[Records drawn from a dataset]
=== Begin Enclosure ===

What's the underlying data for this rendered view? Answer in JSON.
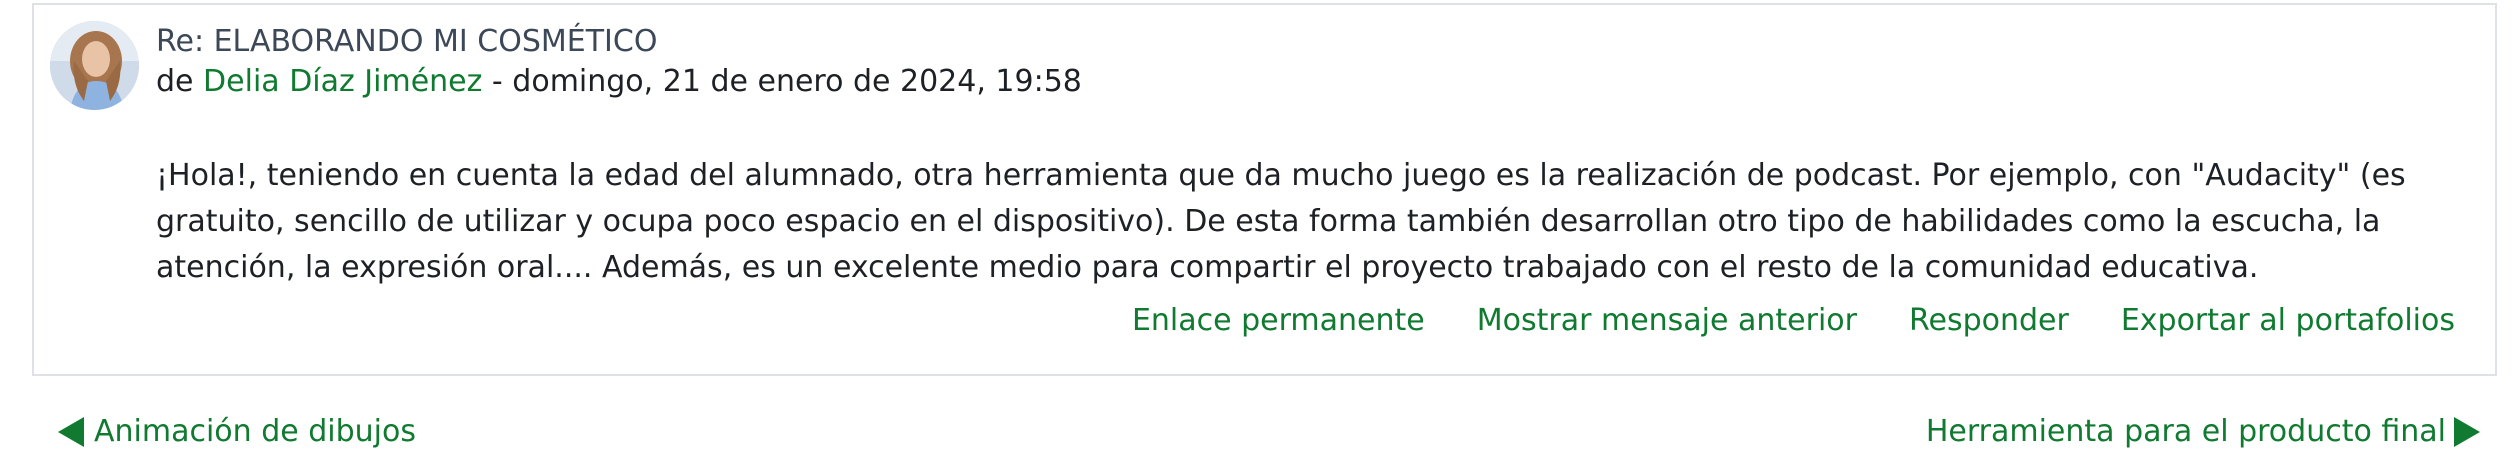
{
  "post": {
    "avatar": {
      "icon": "user-avatar-photo"
    },
    "subject": "Re: ELABORANDO MI COSMÉTICO",
    "byline": {
      "prefix": "de ",
      "author": "Delia Díaz Jiménez",
      "separator": " - ",
      "date": "domingo, 21 de enero de 2024, 19:58"
    },
    "content": "¡Hola!, teniendo en cuenta la edad del alumnado, otra herramienta que da mucho juego es la realización de podcast. Por ejemplo, con \"Audacity\" (es gratuito, sencillo de utilizar y ocupa poco espacio en el dispositivo). De esta forma también desarrollan otro tipo de habilidades como la escucha, la atención, la expresión oral.... Además, es un excelente medio para compartir el proyecto trabajado con el resto de la comunidad educativa.",
    "commands": {
      "permalink": "Enlace permanente",
      "show_parent": "Mostrar mensaje anterior",
      "reply": "Responder",
      "export": "Exportar al portafolios"
    }
  },
  "navigation": {
    "prev": {
      "label": "Animación de dibujos",
      "icon": "triangle-left-icon"
    },
    "next": {
      "label": "Herramienta para el producto final",
      "icon": "triangle-right-icon"
    }
  },
  "colors": {
    "link": "#0f7a30",
    "subject": "#3c4858",
    "text": "#1d2125",
    "border": "#dee2e6"
  }
}
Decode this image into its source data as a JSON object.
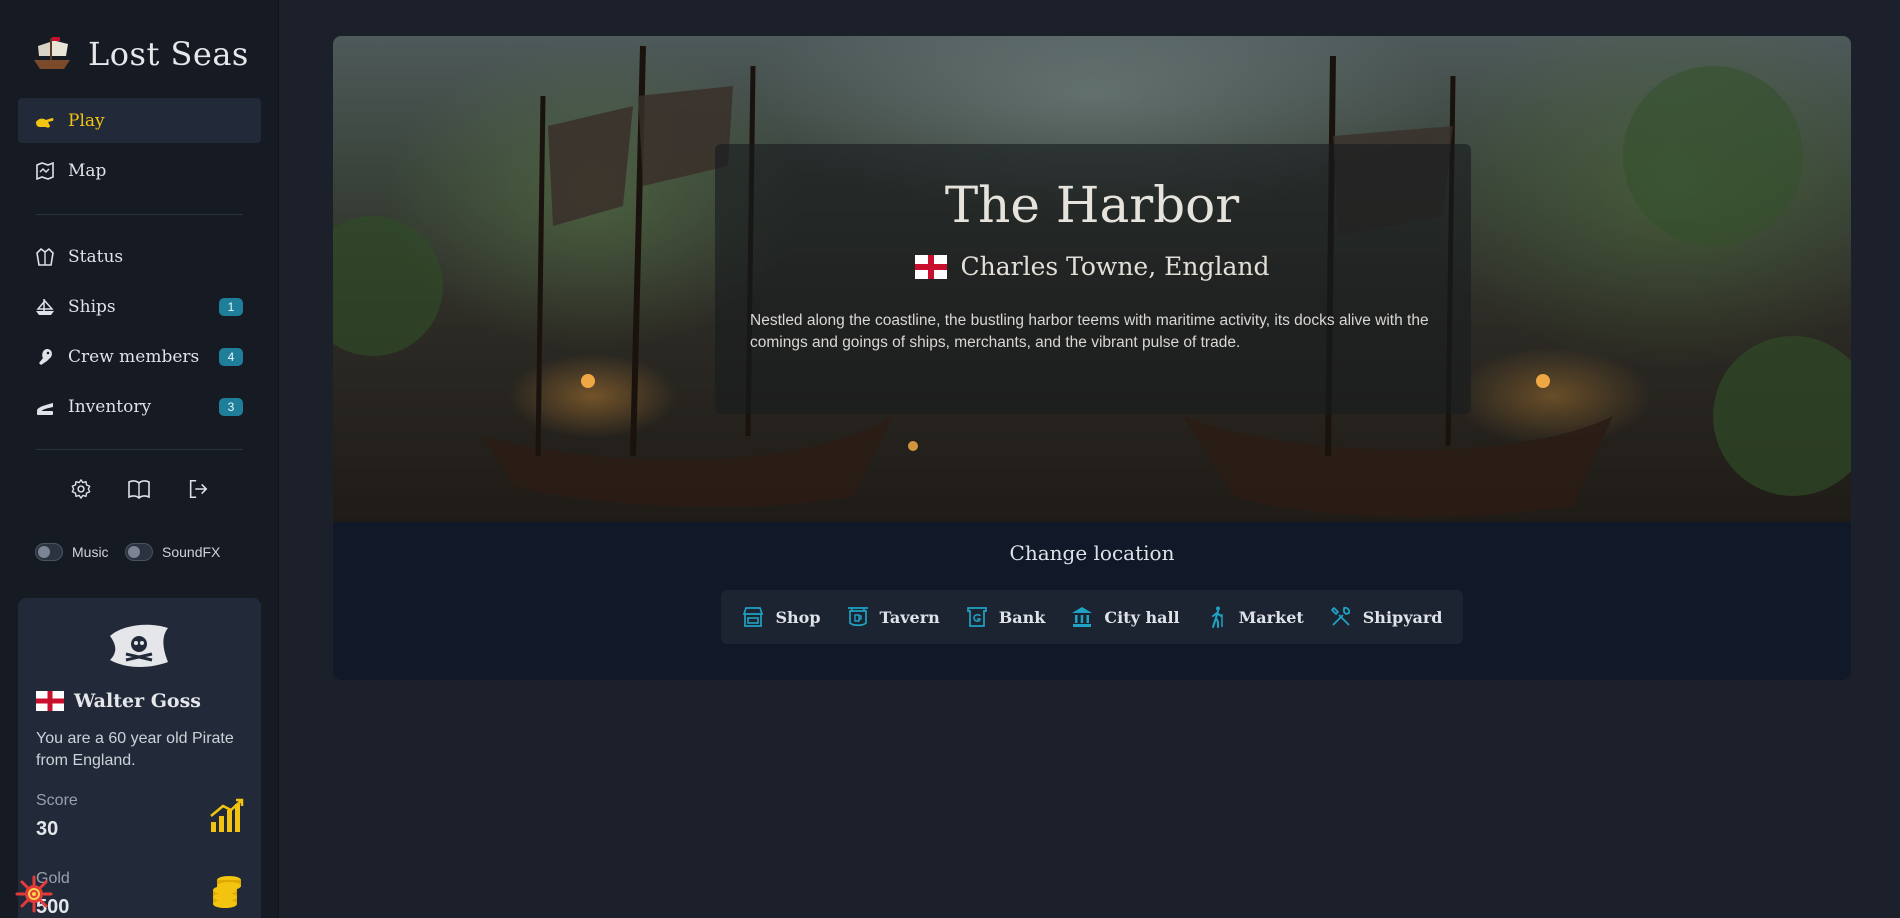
{
  "brand": {
    "title": "Lost Seas"
  },
  "nav": [
    {
      "label": "Play",
      "icon": "hand-pointing-icon",
      "active": true
    },
    {
      "label": "Map",
      "icon": "map-icon"
    }
  ],
  "nav2": [
    {
      "label": "Status",
      "icon": "coat-icon"
    },
    {
      "label": "Ships",
      "icon": "ship-icon",
      "badge": "1"
    },
    {
      "label": "Crew members",
      "icon": "parrot-icon",
      "badge": "4"
    },
    {
      "label": "Inventory",
      "icon": "scroll-icon",
      "badge": "3"
    }
  ],
  "toggles": {
    "music": "Music",
    "soundfx": "SoundFX"
  },
  "player": {
    "name": "Walter Goss",
    "description": "You are a 60 year old Pirate from England.",
    "score_label": "Score",
    "score_value": "30",
    "gold_label": "Gold",
    "gold_value": "500"
  },
  "location": {
    "title": "The Harbor",
    "place": "Charles Towne, England",
    "description": "Nestled along the coastline, the bustling harbor teems with maritime activity, its docks alive with the comings and goings of ships, merchants, and the vibrant pulse of trade."
  },
  "change": {
    "title": "Change location",
    "buttons": [
      "Shop",
      "Tavern",
      "Bank",
      "City hall",
      "Market",
      "Shipyard"
    ]
  },
  "colors": {
    "accent": "#f2c40f",
    "badge": "#1f7f9a",
    "icon_teal": "#1fa3c4",
    "flag_red": "#c8102e"
  }
}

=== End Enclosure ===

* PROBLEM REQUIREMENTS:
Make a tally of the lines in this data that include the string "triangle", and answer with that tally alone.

* ANSWER SPACE:
2